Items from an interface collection
========================================================================
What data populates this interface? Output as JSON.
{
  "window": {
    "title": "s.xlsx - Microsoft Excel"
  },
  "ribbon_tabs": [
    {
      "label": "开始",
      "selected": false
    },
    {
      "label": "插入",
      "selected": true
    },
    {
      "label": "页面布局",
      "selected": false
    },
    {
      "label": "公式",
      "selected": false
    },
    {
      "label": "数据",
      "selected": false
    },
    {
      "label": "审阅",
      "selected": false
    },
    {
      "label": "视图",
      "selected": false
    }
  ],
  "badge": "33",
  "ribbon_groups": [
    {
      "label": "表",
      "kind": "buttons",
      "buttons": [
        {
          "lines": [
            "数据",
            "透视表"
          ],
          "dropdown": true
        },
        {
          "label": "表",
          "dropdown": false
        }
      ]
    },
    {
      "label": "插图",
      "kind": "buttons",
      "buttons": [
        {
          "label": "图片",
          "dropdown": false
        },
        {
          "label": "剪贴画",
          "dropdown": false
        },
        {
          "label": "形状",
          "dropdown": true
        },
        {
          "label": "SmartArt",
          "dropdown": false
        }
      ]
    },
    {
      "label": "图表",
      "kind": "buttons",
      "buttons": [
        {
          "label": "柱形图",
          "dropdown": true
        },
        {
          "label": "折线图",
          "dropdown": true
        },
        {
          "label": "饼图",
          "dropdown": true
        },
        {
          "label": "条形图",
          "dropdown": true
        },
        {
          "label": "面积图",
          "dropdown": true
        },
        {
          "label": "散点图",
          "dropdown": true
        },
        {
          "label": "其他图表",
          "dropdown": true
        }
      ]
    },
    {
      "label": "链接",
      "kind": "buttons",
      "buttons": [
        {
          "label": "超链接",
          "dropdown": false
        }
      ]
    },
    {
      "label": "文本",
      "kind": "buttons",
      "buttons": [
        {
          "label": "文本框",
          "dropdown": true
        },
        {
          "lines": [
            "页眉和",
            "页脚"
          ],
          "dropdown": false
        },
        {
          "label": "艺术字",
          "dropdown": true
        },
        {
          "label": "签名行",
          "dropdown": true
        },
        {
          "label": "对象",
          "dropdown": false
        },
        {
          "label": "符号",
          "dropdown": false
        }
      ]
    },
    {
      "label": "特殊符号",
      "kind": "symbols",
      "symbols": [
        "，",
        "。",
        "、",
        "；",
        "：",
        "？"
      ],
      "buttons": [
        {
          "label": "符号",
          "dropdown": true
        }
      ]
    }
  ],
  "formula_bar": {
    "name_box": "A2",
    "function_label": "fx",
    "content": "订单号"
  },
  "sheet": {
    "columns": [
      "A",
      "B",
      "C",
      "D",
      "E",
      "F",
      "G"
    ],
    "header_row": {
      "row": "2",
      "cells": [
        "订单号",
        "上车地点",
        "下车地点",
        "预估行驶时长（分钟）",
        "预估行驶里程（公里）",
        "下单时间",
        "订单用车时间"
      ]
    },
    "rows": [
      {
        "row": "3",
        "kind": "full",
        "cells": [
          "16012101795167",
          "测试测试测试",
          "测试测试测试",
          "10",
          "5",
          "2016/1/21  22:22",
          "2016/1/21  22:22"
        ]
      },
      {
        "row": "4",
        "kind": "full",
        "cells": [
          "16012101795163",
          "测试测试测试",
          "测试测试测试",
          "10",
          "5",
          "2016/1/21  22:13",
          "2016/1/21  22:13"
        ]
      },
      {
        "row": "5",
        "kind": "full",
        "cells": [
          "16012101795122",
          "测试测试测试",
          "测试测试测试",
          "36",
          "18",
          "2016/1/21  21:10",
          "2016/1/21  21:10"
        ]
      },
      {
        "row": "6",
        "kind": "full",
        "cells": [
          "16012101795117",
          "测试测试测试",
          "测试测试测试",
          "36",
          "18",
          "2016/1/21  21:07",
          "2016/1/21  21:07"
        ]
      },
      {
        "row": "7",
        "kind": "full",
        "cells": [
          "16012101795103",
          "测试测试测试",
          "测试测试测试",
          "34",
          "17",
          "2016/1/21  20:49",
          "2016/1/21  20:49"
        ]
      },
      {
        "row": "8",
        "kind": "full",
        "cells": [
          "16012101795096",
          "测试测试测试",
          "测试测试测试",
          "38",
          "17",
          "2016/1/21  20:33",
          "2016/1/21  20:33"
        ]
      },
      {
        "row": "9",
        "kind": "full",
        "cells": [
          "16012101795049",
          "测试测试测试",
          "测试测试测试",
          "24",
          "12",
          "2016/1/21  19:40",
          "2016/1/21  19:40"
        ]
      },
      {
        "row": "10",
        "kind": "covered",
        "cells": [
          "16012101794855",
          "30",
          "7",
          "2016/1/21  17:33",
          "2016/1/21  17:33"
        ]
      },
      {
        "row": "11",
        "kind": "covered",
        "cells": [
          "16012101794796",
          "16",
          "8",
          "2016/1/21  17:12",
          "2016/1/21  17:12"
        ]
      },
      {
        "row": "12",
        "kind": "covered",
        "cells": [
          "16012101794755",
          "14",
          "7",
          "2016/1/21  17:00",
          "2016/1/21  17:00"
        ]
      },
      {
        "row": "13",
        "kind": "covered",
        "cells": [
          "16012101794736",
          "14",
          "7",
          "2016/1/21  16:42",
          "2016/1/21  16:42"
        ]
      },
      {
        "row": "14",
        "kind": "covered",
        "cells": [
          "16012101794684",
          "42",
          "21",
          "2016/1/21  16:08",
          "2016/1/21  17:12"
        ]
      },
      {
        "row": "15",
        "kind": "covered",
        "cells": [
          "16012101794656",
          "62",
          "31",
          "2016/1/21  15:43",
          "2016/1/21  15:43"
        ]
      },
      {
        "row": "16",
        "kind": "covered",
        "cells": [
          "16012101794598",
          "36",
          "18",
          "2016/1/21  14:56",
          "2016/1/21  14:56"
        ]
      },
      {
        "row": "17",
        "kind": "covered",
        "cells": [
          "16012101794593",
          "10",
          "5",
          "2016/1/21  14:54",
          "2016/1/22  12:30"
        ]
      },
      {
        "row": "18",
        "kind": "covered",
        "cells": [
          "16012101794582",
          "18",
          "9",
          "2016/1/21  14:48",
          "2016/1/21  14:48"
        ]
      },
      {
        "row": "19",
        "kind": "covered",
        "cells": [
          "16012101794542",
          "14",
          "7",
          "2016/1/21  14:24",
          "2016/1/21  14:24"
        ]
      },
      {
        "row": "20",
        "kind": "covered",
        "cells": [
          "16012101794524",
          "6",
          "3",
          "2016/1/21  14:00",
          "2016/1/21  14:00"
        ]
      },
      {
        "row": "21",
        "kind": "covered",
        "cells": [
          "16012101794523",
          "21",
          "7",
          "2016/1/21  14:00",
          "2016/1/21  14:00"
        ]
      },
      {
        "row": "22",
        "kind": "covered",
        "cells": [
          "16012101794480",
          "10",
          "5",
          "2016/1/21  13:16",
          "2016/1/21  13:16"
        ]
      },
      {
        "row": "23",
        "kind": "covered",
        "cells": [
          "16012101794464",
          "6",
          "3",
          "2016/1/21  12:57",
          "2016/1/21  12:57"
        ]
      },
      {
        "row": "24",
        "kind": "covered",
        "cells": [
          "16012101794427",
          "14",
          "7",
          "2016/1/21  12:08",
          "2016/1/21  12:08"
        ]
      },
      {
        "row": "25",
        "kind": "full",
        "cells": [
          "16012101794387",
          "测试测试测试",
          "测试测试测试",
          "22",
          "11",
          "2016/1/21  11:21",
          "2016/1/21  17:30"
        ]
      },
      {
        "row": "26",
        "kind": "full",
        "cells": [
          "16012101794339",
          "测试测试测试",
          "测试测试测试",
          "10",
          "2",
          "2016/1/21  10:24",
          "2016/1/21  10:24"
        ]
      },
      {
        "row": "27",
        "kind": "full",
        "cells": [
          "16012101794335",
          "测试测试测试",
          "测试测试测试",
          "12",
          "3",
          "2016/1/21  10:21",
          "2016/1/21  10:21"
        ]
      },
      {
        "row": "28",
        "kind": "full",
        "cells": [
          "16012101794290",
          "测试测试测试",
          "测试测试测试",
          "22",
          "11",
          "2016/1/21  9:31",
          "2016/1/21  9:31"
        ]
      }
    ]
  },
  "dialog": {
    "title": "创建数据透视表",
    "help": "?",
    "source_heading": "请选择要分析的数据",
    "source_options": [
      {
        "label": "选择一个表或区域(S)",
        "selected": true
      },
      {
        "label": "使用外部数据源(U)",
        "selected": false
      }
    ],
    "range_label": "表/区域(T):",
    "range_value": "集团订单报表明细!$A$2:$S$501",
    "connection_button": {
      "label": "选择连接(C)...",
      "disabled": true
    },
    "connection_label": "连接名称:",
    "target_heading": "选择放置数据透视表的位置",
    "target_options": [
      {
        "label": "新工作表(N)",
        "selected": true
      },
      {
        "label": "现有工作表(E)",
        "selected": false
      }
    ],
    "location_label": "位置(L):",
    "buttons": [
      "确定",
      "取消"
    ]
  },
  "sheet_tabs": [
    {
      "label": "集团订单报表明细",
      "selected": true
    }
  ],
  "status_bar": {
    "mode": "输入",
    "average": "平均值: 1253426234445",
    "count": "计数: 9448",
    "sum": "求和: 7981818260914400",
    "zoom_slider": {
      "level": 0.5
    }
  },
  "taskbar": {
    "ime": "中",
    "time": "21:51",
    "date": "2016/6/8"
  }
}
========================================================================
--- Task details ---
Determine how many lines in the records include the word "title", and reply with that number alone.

--- Task answer ---
2